In spite of a bank's margin, external benchmarking such as repo rate for lending would be benefi-cial for a borrower because the rate resets will be fair.
By Joydeep Sen
One of the pet peeves of customers of bank loans, and rightfully so, is that banks are quick to raise loan rates when interest rates are moving up, but slow to reduce when rates are easing. Even RBI has been nudging banks that after 110 basis points repo rate cut since February 2019, lending rates have hardly come down. In this backdrop, with nudge and order from RBI, banks will launch floating rate loans linked to an external benchmark.
Let’s see what are internal and external benchmarks. Bank loans are benchmarked to marginal cost-based lending rate (MCLR), which is a function of the cost of funds (deposit rates) of that bank. The deposit cost is decided by that bank, i.e., without any direct interference from RBI or any other agency; hence it is an internal benchmark. An external benchmark is that which is not decided or influenced by the bank. Repo rate, i.e., rate at which RBI lends to banks for one day, is decided by the Monetary Policy Committee of the RBI, hence it is an external benchmark.

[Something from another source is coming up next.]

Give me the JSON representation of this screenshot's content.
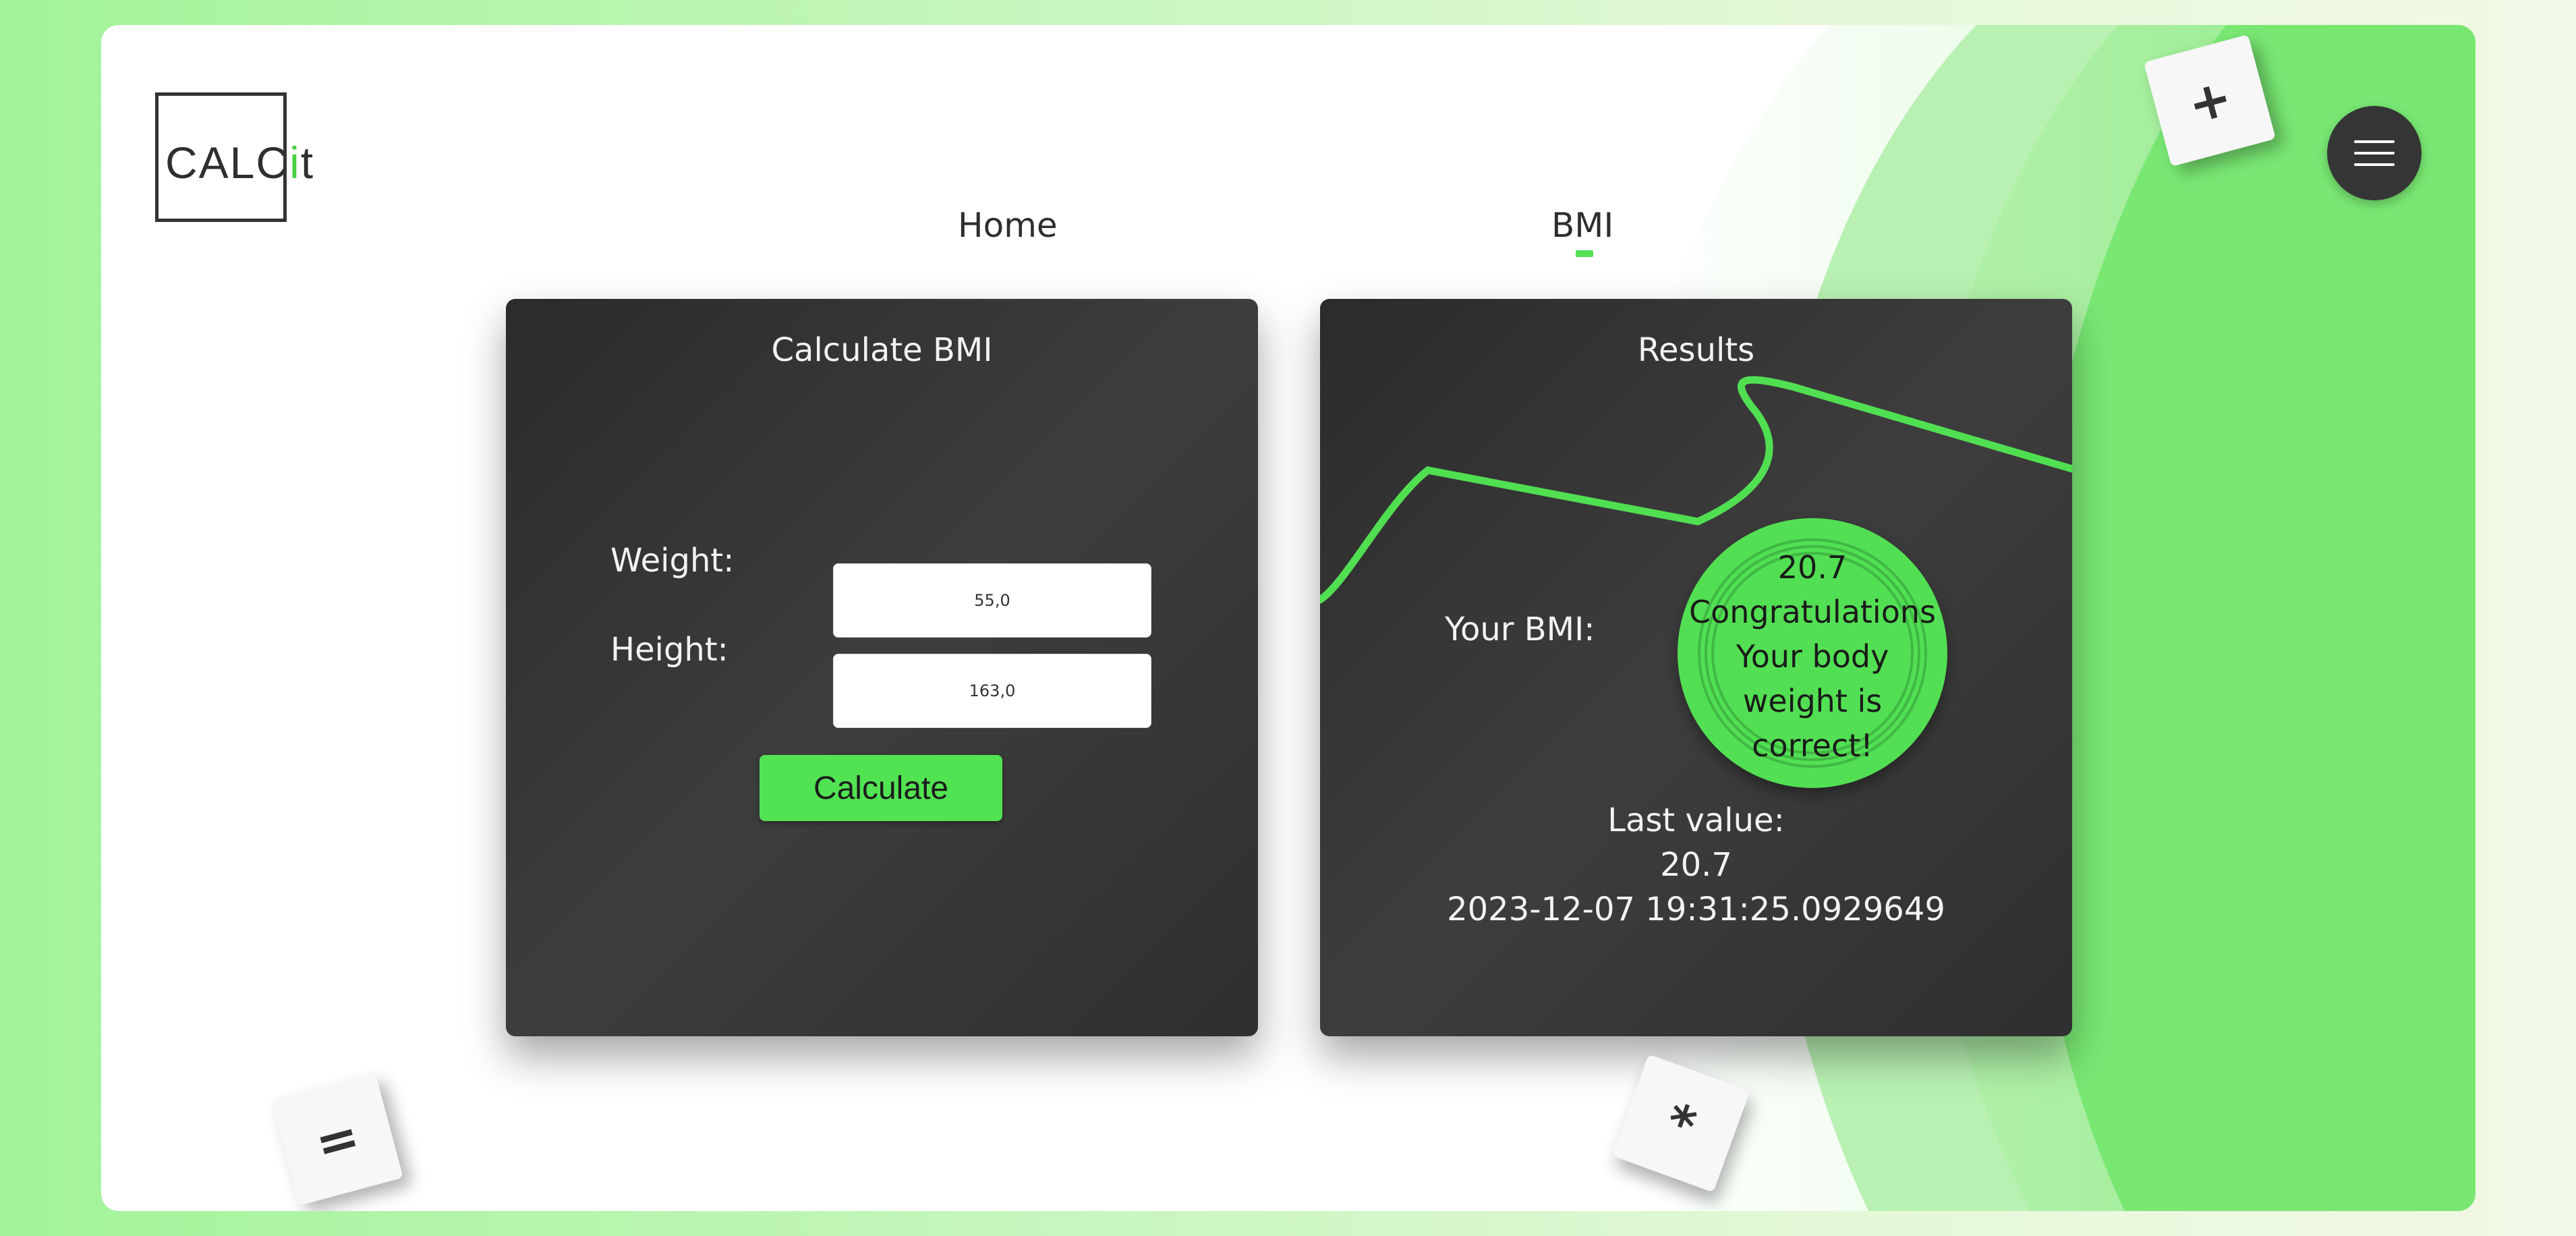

The whole idea is, if bank loans are benchmarked or linked to an external parameter, changes in interest rates have to be passed on quickly to customers. However, when interest rates in the economy are coming down or RBI is giving a signal by reducing the repo rate, banks are often slow in passing the benefit to existing customers.
Prior to implementation of MCLR from 2016, in the regime of prime lending rate, this passage was even slower. On the other hand, when interest rate is rising, banks are relatively fast to react. If the benchmark is external, the bank does not have any control or influence, and the reset of loan rates will be more equitable and fair.

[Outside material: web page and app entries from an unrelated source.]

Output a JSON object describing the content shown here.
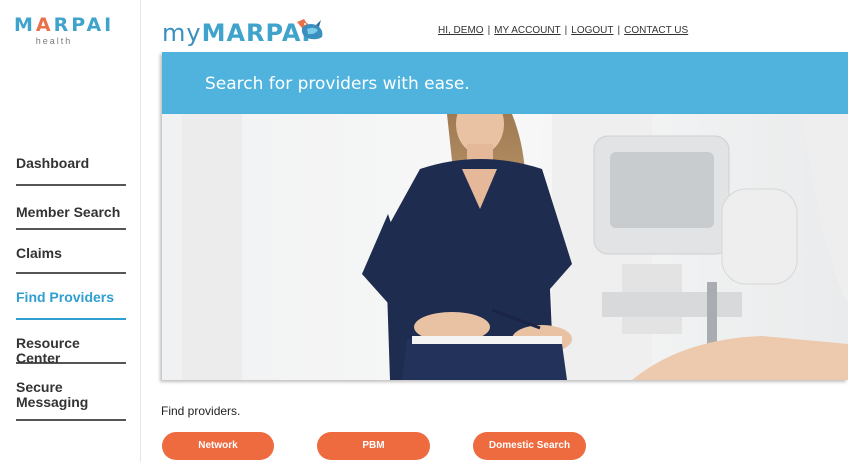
{
  "logo": {
    "main_left": "M",
    "main_accent": "A",
    "main_rest": "RPAI",
    "sub": "health"
  },
  "header": {
    "brand_prefix": "my",
    "brand_name": "MARPAI",
    "links": [
      "HI, DEMO",
      "MY ACCOUNT",
      "LOGOUT",
      "CONTACT US"
    ]
  },
  "sidebar": {
    "items": [
      {
        "label": "Dashboard",
        "active": false
      },
      {
        "label": "Member Search",
        "active": false
      },
      {
        "label": "Claims",
        "active": false
      },
      {
        "label": "Find Providers",
        "active": true
      },
      {
        "label": "Resource Center",
        "active": false
      },
      {
        "label_line1": "Secure",
        "label_line2": "Messaging",
        "active": false
      }
    ]
  },
  "hero": {
    "tagline": "Search for providers with ease."
  },
  "find": {
    "label": "Find providers.",
    "buttons": [
      "Network",
      "PBM",
      "Domestic Search"
    ]
  },
  "colors": {
    "brand_blue": "#4fb3de",
    "active_blue": "#2f9fd0",
    "button_orange": "#ee6a3f"
  }
}
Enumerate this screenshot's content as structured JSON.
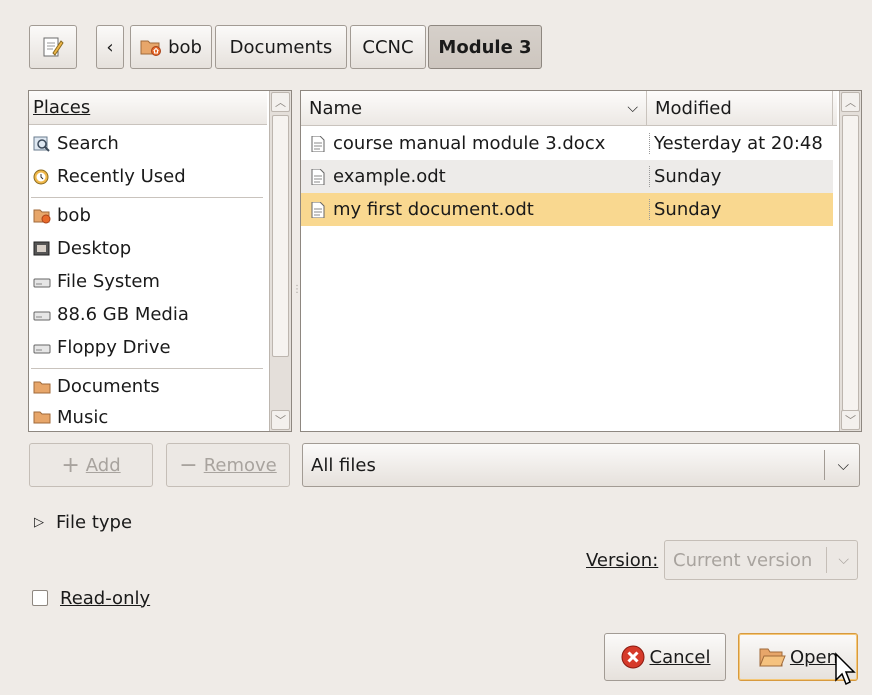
{
  "path_bar": {
    "back": "‹",
    "crumbs": [
      "bob",
      "Documents",
      "CCNC",
      "Module 3"
    ]
  },
  "places": {
    "header": "Places",
    "groups": [
      [
        {
          "label": "Search",
          "icon": "search-icon"
        },
        {
          "label": "Recently Used",
          "icon": "recent-icon"
        }
      ],
      [
        {
          "label": "bob",
          "icon": "home-folder-icon"
        },
        {
          "label": "Desktop",
          "icon": "desktop-icon"
        },
        {
          "label": "File System",
          "icon": "drive-icon"
        },
        {
          "label": "88.6 GB Media",
          "icon": "drive-icon"
        },
        {
          "label": "Floppy Drive",
          "icon": "drive-icon"
        }
      ],
      [
        {
          "label": "Documents",
          "icon": "folder-icon"
        },
        {
          "label": "Music",
          "icon": "folder-icon"
        }
      ]
    ]
  },
  "files": {
    "col_name": "Name",
    "col_modified": "Modified",
    "rows": [
      {
        "name": "course manual module 3.docx",
        "modified": "Yesterday at 20:48",
        "selected": false
      },
      {
        "name": "example.odt",
        "modified": "Sunday",
        "selected": false
      },
      {
        "name": "my first document.odt",
        "modified": "Sunday",
        "selected": true
      }
    ]
  },
  "buttons": {
    "add": "Add",
    "remove": "Remove",
    "cancel": "Cancel",
    "open": "Open"
  },
  "filter": {
    "selected": "All files"
  },
  "file_type": {
    "label": "File type"
  },
  "version": {
    "label": "Version:",
    "value": "Current version"
  },
  "read_only": {
    "label": "Read-only",
    "checked": false
  },
  "colors": {
    "selection": "#f9d890",
    "accent": "#f0b84a"
  }
}
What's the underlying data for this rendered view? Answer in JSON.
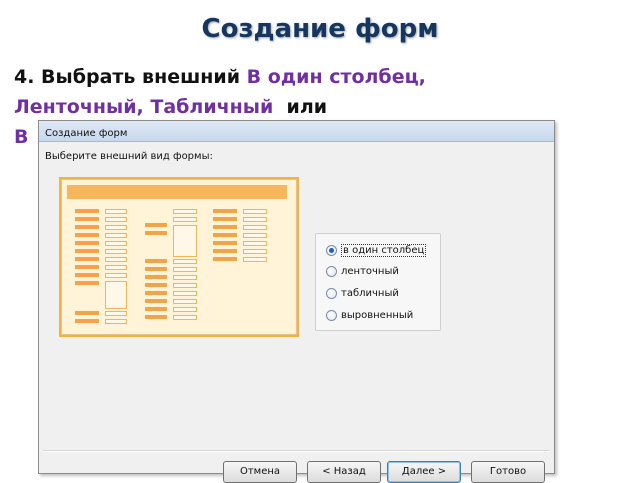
{
  "slide": {
    "title": "Создание форм",
    "step_prefix": "4. Выбрать внешний ",
    "highlight_1": "В один столбец,",
    "highlight_2": "Ленточный, Табличный",
    "or_word": "  или",
    "line3_start": "В"
  },
  "dialog": {
    "title": "Создание форм",
    "prompt": "Выберите внешний вид формы:",
    "options": [
      {
        "label": "в один столбец",
        "selected": true
      },
      {
        "label": "ленточный",
        "selected": false
      },
      {
        "label": "табличный",
        "selected": false
      },
      {
        "label": "выровненный",
        "selected": false
      }
    ],
    "buttons": {
      "cancel": "Отмена",
      "back": "< Назад",
      "next": "Далее >",
      "finish": "Готово"
    }
  },
  "colors": {
    "title": "#17365d",
    "highlight": "#7030a0",
    "preview_accent": "#f5a348"
  }
}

From October 1, 2019, all new floating rate loans will be linked to either the RBI repo rate, or Treasury Bill yield (3 month / 6 month), or any other benchmark interest rate published by Financial Benchmarks India Pvt Ltd (FBIL). The bank will charge a margin over this. The RBI circular says loan rate reset shall be done at least once in three months, hence passage of loan rate changes to the customer would not be delayed for too long.

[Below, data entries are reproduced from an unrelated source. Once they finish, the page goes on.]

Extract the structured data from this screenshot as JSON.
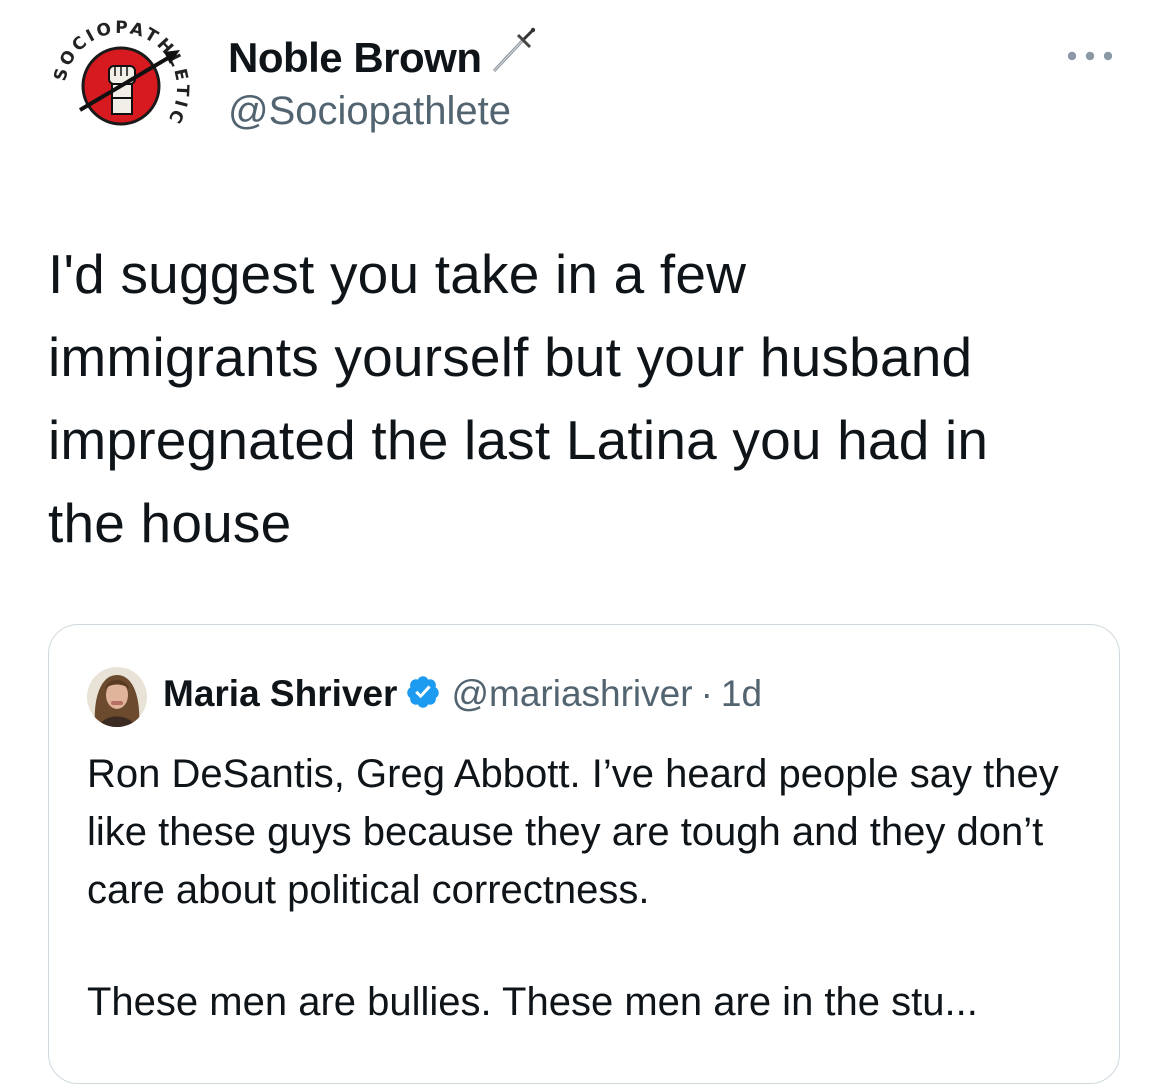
{
  "author": {
    "display_name": "Noble Brown",
    "handle": "@Sociopathlete",
    "avatar_ring_text": "SOCIOPATHLETIC",
    "avatar_icon": "raised-fist-logo",
    "name_emoji_icon": "sword-icon"
  },
  "tweet": {
    "text": "I'd suggest you take in a few\nimmigrants yourself but your husband\nimpregnated the last Latina you had in\nthe house"
  },
  "more_icon": "more-dots-icon",
  "quoted": {
    "display_name": "Maria Shriver",
    "verified_icon": "verified-badge-icon",
    "handle": "@mariashriver",
    "separator": "·",
    "time": "1d",
    "paragraph1": "Ron DeSantis, Greg Abbott. I’ve heard people say they like these guys because they are tough and they don’t care about political correctness.",
    "paragraph2": "These men are bullies. These men are in the stu..."
  },
  "colors": {
    "text": "#0f1419",
    "secondary": "#536471",
    "border": "#cfd9de",
    "verified": "#1d9bf0",
    "logo_red": "#d71920"
  }
}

Effective loan rate
To be noted, loan rates coming down is not a one-way street. When interest rates in the economy are rising, the external benchmark may rise faster than you estimate. Since the loan is for a long tenure, interest rate cycle can reverse. However, if the turnaround happens after a considerable period of time, you would have paid a chunk of your principal.
The other factor is the charges levied by the bank and the effective loan rate after processing fees, etc. While comparing between banks, look at the ultimate loan rate and EMI for a given amount. For taking floating rate loans, you may prefer banks over NBFCs, as the RBI circular is addressed to banks and NBFCs need not externally benchmark loans.
The external benchmarking would be beneficial for you than the existing regime, because in spite of the bank’s margin, rate resets will be fair. From a macro perspective, external-benchmarked loan rate is a positive for passage of RBI rate signals, particularly on a rate easing cycle, as this will create competition for fixed rate loans as well. However, since bank deposit rate is not on floating rate, banks will pass on rate revisions to deposits, faster than earlier.
(The writer is founder, wiseinvestor.in)